I am, by no means, a wine connoisseur!  Pretty much any bottle of wine tastes fine to me (except maybe “two buck Chuck”!!!).  Now, if I were comparing wines side by side, I could probably tell the difference, but with a random glass – it’s all good!!  You have to understand – I was brought up on Italian table wine – nothing fancy at all.  The more home grown, the better it was!!! 

Anyway, when it comes to picking a new bottle of wine to try, I don’t really go by all the descriptions of the bouquet, legs, etc. that the real wine connoisseurs give.  Usually, I cannot detect the “flavors” that they describe anyway – my palate is no where near that sophisticated!!  But, I can appreciate a beautiful label.  I seem to pick my wines the same way I pick my horses at the race track – the prettiest one gets my bet!!!  So, when last night we visited our favorite new wine bar here in Los Gatos, Enoteca La Storia, and they were having a special on “fizzy” wines from Italy, I found a wine from my homeland, Lombardy!!!  And, what really sold me on trying it was the absolutely GORGEOUS label 🙂  Fortunately for everyone who shared it with me, it was also VERY good!

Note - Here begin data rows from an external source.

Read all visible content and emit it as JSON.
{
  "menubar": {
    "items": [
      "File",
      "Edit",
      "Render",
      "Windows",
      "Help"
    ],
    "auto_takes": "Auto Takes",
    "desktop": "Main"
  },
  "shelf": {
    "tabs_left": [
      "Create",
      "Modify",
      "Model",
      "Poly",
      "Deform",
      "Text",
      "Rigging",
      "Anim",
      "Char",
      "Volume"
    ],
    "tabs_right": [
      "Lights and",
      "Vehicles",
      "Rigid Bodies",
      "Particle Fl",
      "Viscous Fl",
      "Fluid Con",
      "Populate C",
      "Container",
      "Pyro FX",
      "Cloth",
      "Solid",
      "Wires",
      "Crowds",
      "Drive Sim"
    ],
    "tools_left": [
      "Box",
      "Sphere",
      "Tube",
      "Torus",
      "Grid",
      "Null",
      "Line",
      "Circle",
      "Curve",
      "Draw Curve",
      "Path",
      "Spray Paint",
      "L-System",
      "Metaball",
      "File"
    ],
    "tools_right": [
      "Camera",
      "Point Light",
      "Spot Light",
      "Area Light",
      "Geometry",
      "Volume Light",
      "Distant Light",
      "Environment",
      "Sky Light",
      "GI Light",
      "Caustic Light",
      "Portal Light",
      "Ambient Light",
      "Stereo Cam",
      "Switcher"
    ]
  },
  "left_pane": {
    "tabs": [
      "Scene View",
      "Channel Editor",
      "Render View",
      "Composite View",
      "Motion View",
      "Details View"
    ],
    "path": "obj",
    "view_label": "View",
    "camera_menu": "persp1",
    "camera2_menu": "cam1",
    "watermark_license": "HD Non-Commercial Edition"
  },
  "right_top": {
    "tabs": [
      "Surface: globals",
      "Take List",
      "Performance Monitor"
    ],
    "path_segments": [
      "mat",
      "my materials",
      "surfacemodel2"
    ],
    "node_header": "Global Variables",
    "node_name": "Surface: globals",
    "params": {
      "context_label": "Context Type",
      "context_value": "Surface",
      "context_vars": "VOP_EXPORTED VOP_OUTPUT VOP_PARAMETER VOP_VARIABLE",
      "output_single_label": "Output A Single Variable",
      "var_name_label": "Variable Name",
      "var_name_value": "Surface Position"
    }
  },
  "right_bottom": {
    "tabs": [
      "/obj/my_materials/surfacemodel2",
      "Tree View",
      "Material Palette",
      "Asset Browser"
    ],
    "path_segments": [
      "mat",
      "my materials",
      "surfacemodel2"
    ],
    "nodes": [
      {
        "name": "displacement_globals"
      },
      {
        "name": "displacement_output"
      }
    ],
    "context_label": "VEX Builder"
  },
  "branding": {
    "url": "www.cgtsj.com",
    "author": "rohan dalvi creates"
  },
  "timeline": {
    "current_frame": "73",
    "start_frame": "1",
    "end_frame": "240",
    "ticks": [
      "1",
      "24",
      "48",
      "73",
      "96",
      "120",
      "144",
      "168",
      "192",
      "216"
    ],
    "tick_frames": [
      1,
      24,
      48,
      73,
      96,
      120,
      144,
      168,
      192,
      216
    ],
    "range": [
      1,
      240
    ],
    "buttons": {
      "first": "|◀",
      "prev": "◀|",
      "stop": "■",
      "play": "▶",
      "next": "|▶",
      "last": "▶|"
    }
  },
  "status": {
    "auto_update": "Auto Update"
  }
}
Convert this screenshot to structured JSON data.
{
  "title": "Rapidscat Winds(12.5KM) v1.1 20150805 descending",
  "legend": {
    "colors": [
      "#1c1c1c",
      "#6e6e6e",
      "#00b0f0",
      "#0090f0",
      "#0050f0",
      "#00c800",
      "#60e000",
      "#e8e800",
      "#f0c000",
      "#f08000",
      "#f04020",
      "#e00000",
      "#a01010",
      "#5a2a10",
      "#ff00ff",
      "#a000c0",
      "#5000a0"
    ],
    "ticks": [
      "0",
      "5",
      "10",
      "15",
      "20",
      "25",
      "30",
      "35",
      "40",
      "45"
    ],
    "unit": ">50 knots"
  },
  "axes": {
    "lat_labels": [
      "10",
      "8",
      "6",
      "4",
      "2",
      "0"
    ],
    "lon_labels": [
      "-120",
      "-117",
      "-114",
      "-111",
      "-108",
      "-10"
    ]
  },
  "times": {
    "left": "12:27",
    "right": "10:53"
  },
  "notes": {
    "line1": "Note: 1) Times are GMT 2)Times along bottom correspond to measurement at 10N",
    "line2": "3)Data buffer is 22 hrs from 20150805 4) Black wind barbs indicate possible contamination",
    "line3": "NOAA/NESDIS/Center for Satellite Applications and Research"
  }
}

Here is the description of the wine at the Enoteca:

2007  Castello di Luzzano  Bonarda from Lombardy, IT

Bright ruby color with fragrant raspberry aromas.  The lightly sparkling, elegant, dry wine is from Rovescala where Bonarda has been grown for centuries and with great reknown.